The litigation over the constitutionality of Ohio’s law R.C.1509.02 granting sole authority to the Ohio Department of Natural Resources to regulate activities associated with oil and gas exploration and production has reached the Ohio Supreme Court.
On September 6, 2013, the cities of Broadview Heights, Euclid, Mansfield, and North Royalton (the “Amici”) filed an amici curiae brief in support of the City of Munroe Falls’ position that drillers should be required to comply with local ordinances requiring construction and zoning permits (in addition to state laws and regulations). Arguing that “all municipalities are entitled to fundamental rights to make land use determinations to protect community character and development goals,” the brief urges the Court to reverse an opinion of the Court of Appeals, Ninth Appellate District, which found that state law preempted Munroe Falls ordinances pertaining to zoning and construction.
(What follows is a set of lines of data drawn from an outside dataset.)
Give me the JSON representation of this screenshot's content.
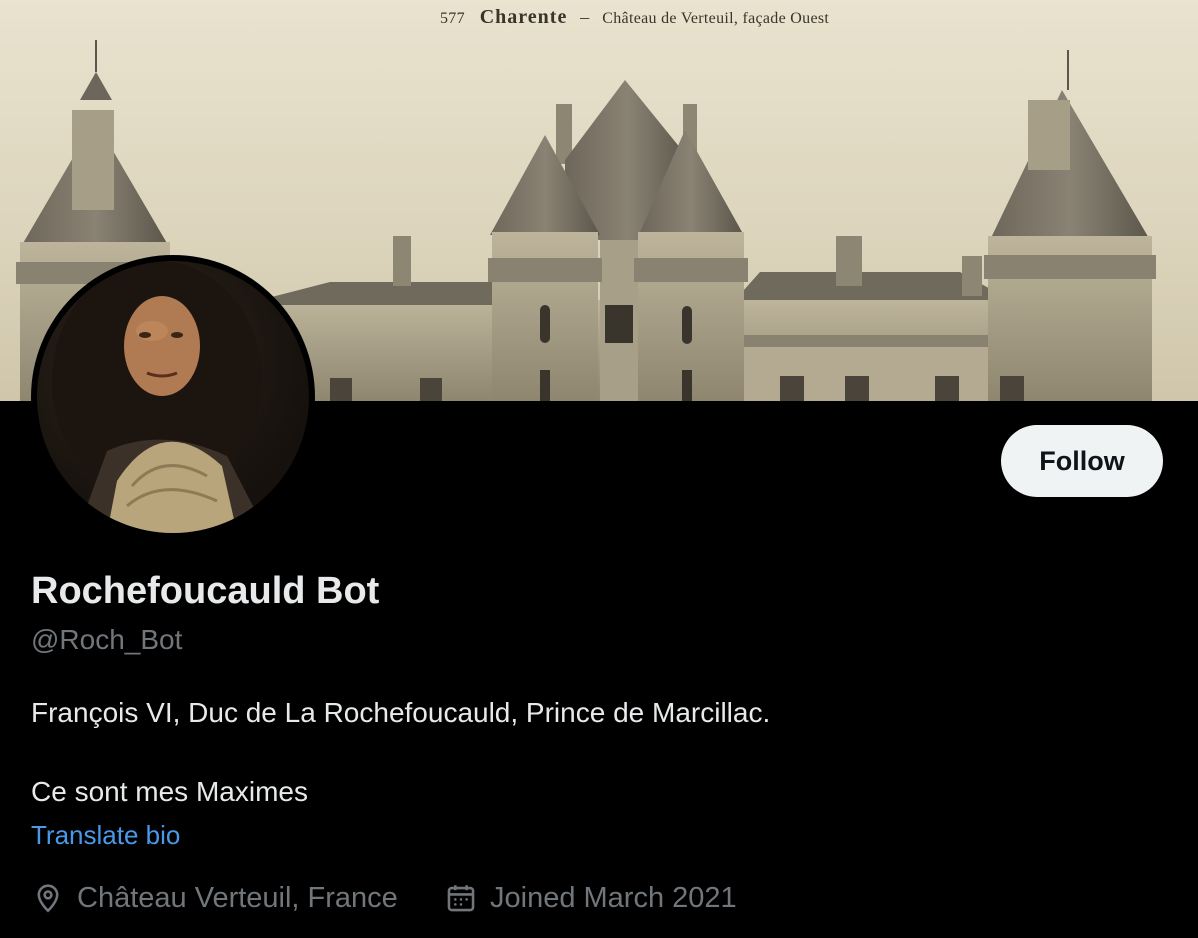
{
  "banner": {
    "caption_number": "577",
    "caption_place": "Charente",
    "caption_separator": "–",
    "caption_description": "Château de Verteuil, façade Ouest"
  },
  "profile": {
    "display_name": "Rochefoucauld Bot",
    "handle": "@Roch_Bot",
    "follow_label": "Follow",
    "bio_lines": [
      "François VI, Duc de La Rochefoucauld, Prince de Marcillac.",
      "Ce sont mes Maximes"
    ],
    "translate_label": "Translate bio",
    "location": "Château Verteuil, France",
    "joined": "Joined March 2021"
  },
  "icons": {
    "location": "map-pin-icon",
    "joined": "calendar-icon"
  },
  "colors": {
    "background": "#000000",
    "primary_text": "#e7e9ea",
    "secondary_text": "#71767b",
    "link": "#4a99e9",
    "follow_button_bg": "#eff3f4",
    "follow_button_text": "#0f1419"
  }
}
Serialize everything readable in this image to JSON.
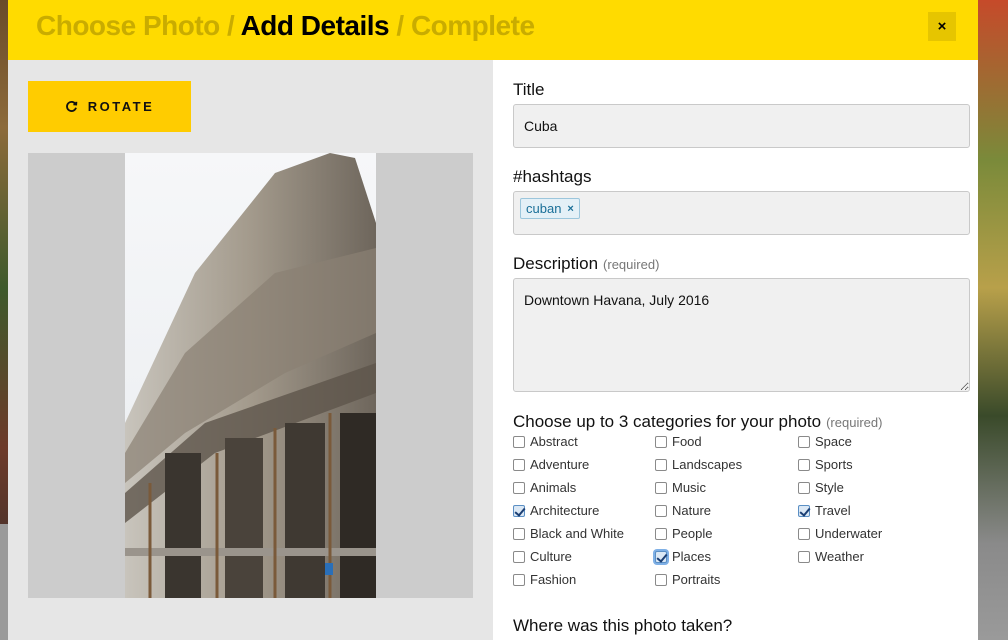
{
  "header": {
    "step1": "Choose Photo",
    "sep1": " / ",
    "step2": "Add Details",
    "sep2": " / ",
    "step3": "Complete",
    "close": "×"
  },
  "rotate": {
    "label": "ROTATE",
    "icon": "rotate-icon"
  },
  "form": {
    "title_label": "Title",
    "title_value": "Cuba",
    "hashtags_label": "#hashtags",
    "tags": [
      {
        "text": "cuban",
        "remove": "×"
      }
    ],
    "description_label": "Description",
    "description_req": "(required)",
    "description_value": "Downtown Havana, July 2016",
    "categories_label": "Choose up to 3 categories for your photo",
    "categories_req": "(required)",
    "categories": [
      {
        "label": "Abstract",
        "checked": false
      },
      {
        "label": "Food",
        "checked": false
      },
      {
        "label": "Space",
        "checked": false
      },
      {
        "label": "Adventure",
        "checked": false
      },
      {
        "label": "Landscapes",
        "checked": false
      },
      {
        "label": "Sports",
        "checked": false
      },
      {
        "label": "Animals",
        "checked": false
      },
      {
        "label": "Music",
        "checked": false
      },
      {
        "label": "Style",
        "checked": false
      },
      {
        "label": "Architecture",
        "checked": true
      },
      {
        "label": "Nature",
        "checked": false
      },
      {
        "label": "Travel",
        "checked": true
      },
      {
        "label": "Black and White",
        "checked": false
      },
      {
        "label": "People",
        "checked": false
      },
      {
        "label": "Underwater",
        "checked": false
      },
      {
        "label": "Culture",
        "checked": false
      },
      {
        "label": "Places",
        "checked": true
      },
      {
        "label": "Weather",
        "checked": false
      },
      {
        "label": "Fashion",
        "checked": false
      },
      {
        "label": "Portraits",
        "checked": false
      }
    ],
    "location_label": "Where was this photo taken?"
  },
  "colors": {
    "header": "#ffdb00",
    "rotate": "#ffcc00",
    "tag": "#1a6f98"
  }
}
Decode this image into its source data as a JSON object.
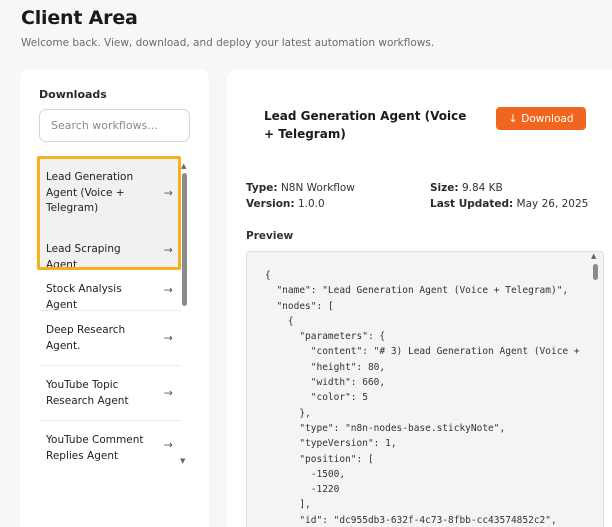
{
  "page": {
    "title": "Client Area",
    "subtitle": "Welcome back. View, download, and deploy your latest automation workflows."
  },
  "sidebar": {
    "heading": "Downloads",
    "search_placeholder": "Search workflows...",
    "items": [
      {
        "label": "Lead Generation Agent (Voice + Telegram)",
        "arrow": "→",
        "active": true
      },
      {
        "label": "Lead Scraping Agent",
        "arrow": "→",
        "active": false
      },
      {
        "label": "Stock Analysis Agent",
        "arrow": "→",
        "active": false
      },
      {
        "label": "Deep Research Agent.",
        "arrow": "→",
        "active": false
      },
      {
        "label": "YouTube Topic Research Agent",
        "arrow": "→",
        "active": false
      },
      {
        "label": "YouTube Comment Replies Agent",
        "arrow": "→",
        "active": false
      }
    ]
  },
  "detail": {
    "title": "Lead Generation Agent (Voice + Telegram)",
    "download_icon": "↓",
    "download_label": "Download",
    "type_label": "Type:",
    "type_value": "N8N Workflow",
    "version_label": "Version:",
    "version_value": "1.0.0",
    "size_label": "Size:",
    "size_value": "9.84 KB",
    "updated_label": "Last Updated:",
    "updated_value": "May 26, 2025",
    "preview_label": "Preview",
    "code": "{\n  \"name\": \"Lead Generation Agent (Voice + Telegram)\",\n  \"nodes\": [\n    {\n      \"parameters\": {\n        \"content\": \"# 3) Lead Generation Agent (Voice +\n        \"height\": 80,\n        \"width\": 660,\n        \"color\": 5\n      },\n      \"type\": \"n8n-nodes-base.stickyNote\",\n      \"typeVersion\": 1,\n      \"position\": [\n        -1500,\n        -1220\n      ],\n      \"id\": \"dc955db3-632f-4c73-8fbb-cc43574852c2\","
  },
  "colors": {
    "accent": "#f0661f",
    "highlight": "#f2b21c"
  }
}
According to the Amici, this finding, if upheld, would diminish the “tradition of municipal home rule” and eliminate “traditional municipal zoning authority over prevalent industrial use.”
The cities raise the following arguments in support of their position:
First, they assert that “community of character is of immense importance to the health, identity, and economic viability of Ohio’s communities.” Building on this notion, the Amici contend that “hydrofracking is a heavy industrial process with the potential to [adversely impact] community character and development goals of Ohio’s local communities.” Here, the Amici reference, among other things, damage to surface waters, emission of airborne toxics and other air pollutants, and operational noise in support of their position that hydrofracking poses harmful risks to community character.
While the costs and effects associated with hydrofracking affect each locality differently, the Amici assert that “municipal zoning protects community character from conflicting or inappropriate uses, such as hydrofracking.” In fact, the cities argue that zoning serves as “Ohio’s principal method for communities to safeguard their character against incompatible and potentially destructive development.” Moreover, according to the Amici, not only are the foundations of zoning rooted in a community’s right to protect itself against certain industrial uses, but also the Ohio courts have long recognized the importance of municipal land use decision making, e.g., “the ability of political subdivisions to zone their communities as they see fit, strikes at the heart of municipal home rule: the orderly planning of a city.” (Brief, page 17, citing Canton v. State, 95 Ohio St. 3d 149, 157, 2002-Ohio-2005, 766 N.E.2d 963, 970 ¶ 38, 39).
Finally, the Amici argue that the existing state law which, per the Court of Appeals, Ninth Appellate District, preempts local ordinances, “fails to address the damage that hydrofracking will inflict on the character and locally important resources of many Ohio communities.” According to the Amici, leaving the finding of this court in place “would allow indiscriminate and communitywide hydrofracking throughout every shale-bearing municipality in Eastern Ohio without regard to factors that determine community character – resulting in potentially devastating effects on the spirit, health, resources and economies of many of those communities.”
For the above reasons, the Amici urge the Ohio Supreme Court to reverse the holding of its lower court and continue Ohio’s “tradition of municipal home rule.”
As for a timeline as to when we can expect a decision on this matter, the City of Munroe Falls also filed its brief in the Ohio Supreme Court on September 6, 2013, meaning Beck Energy Corporation must file a response within thirty days. Following the response, Munroe Falls will then have twenty days to file a reply brief. After that point, oral arguments will be scheduled; however, the Clerk of the Court anticipates that these arguments will most likely not occur until early to mid-2014 (though there is a slim possibility the Court will hear the case before the end of 2013). We will continue to update this blog as the case develops.
A link to the docket for this case can be found here.